While it might seem wise to use the most intensive chemotherapy available following a breast cancer diagnosis, new research from Europe indicates that more and stronger chemo is not always better. Women who have early breast cancer are sometimes given what is called "dose dense chemotherapy" if they have a high risk kind of breast cancer. In this treatment model, doses of chemo are given in shorter intervals. Where a typical model might call for a cancer drug to be given every three weeks, in dose dense chemotherapy, that interval is shortened to every two weeks.
The new research followed women for five years. Women that had the shorter intervals of treatment did not see any benefit over women who went with the standard timing. Both in recurrence free survival and overall survival the difference in dosage and timing did not come into play. In addition, problems from this increased interval dosing impacted quality of life for some of the patients.

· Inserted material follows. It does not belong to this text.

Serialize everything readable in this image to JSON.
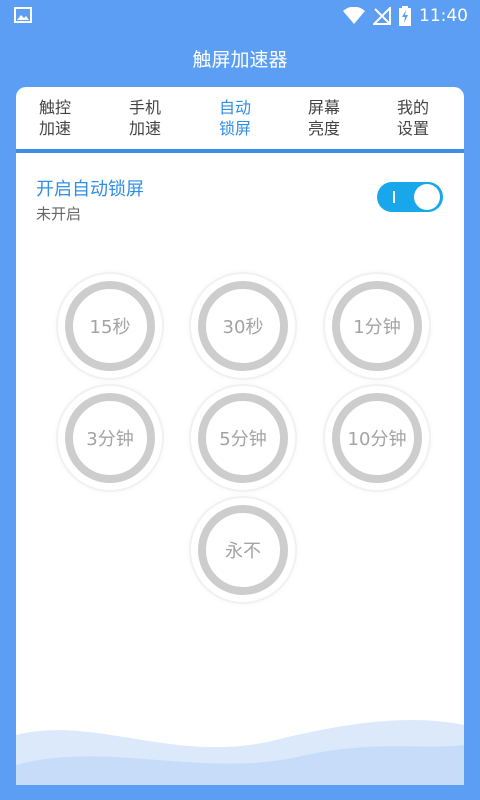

Blood cell counts went down significantly putting women at risk for more frequent infections and compromised their immune system.